Optical properties of modified diamondoids have been studied theoretically using vibrationally resolved electronic absorption, emission and resonance Raman spectra. A time-dependent correlation function approach has been used for electronic two-state models, comprising a ground state (g) and a bright, excited state (e), the latter determined from linear-response, time-dependent density functional theory (TD-DFT). The harmonic and Condon approximations were adopted. In most cases origin shifts, frequency alteration and Duschinsky rotation in excited states were considered. For other cases where no excited state geometry optimization and normal mode analysis were possible or desired, a short-time approximation was used. The optical properties and spectra have been computed for (i) a set of recently synthesized sp(2)/sp(3) hybrid species with CQC double-bond connected saturated diamondoid subunits, (ii) functionalized (mostly by thiol or thione groups) diamondoids and (iii) urotropine and other C-substituted diamondoids. The ultimate goal is to tailor optical and electronic features of diamondoids by electronic blending, functionalization and substitution, based on a molecular-level understanding of the ongoing photophysics.

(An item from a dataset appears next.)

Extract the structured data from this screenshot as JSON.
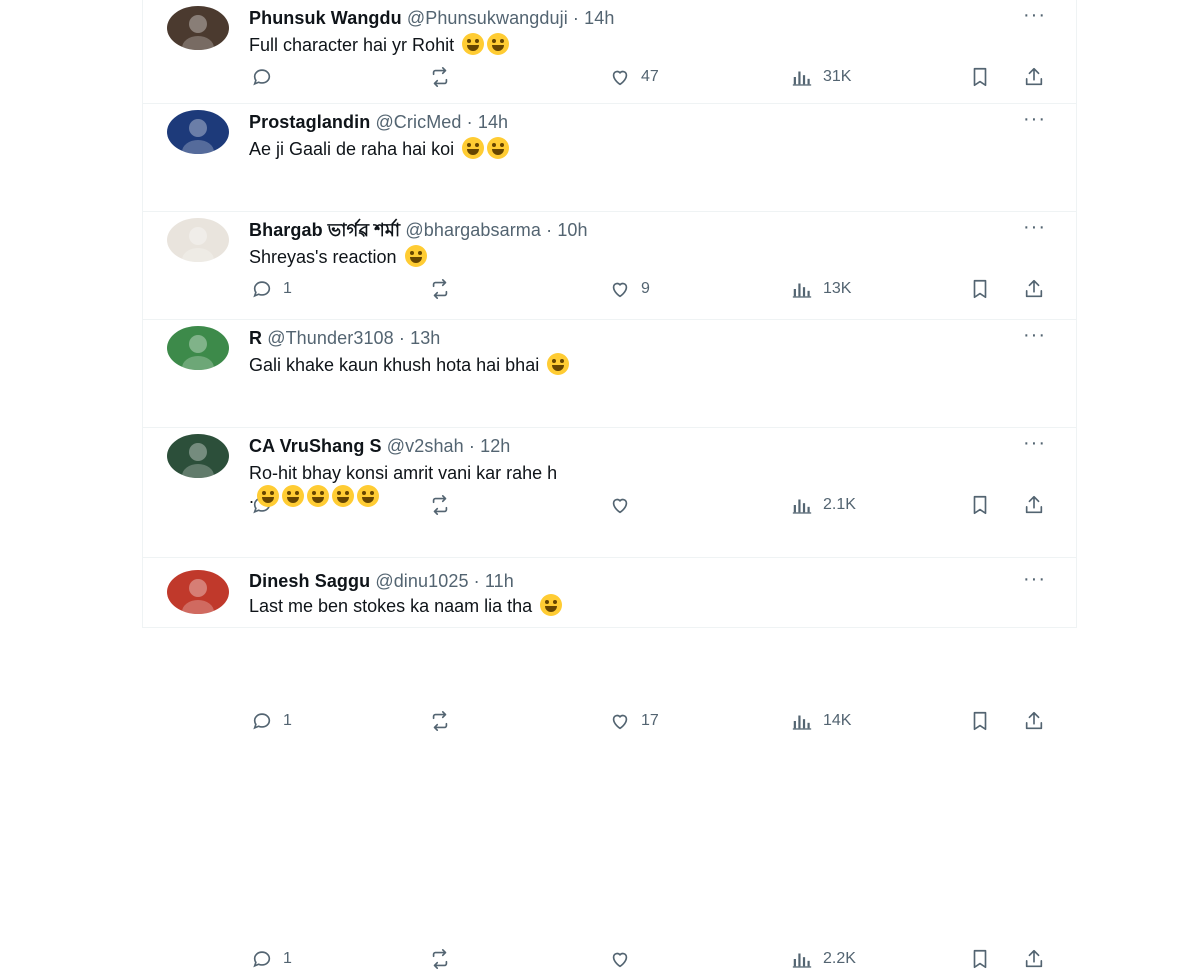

In Near Edge X-Ray Absorption Fine Structure (NEXAFS) spectroscopy X-Ray photons are used to excite tightly bound core electrons to low-lying unoccupied orbitals of the system. This technique offers insight into the electronic structure of the system as well as useful structural information. In this work, we apply NEXAFS to two kinds of imidazolium based ionic liquids ([CnC1im]+[NTf2]- and [C4C1im]+[I]-). A combination of measurements and quantum chemical calculations of C K and N K NEXAFS resonances is presented. The simulations, based on the transition potential density functional theory method (TP-DFT), reproduce all characteristic features observed by the experiment. Furthermore, a detailed assignment of resonance features to excitation centers (carbon or nitrogen atoms) leads to a consistent interpretation of the spectra.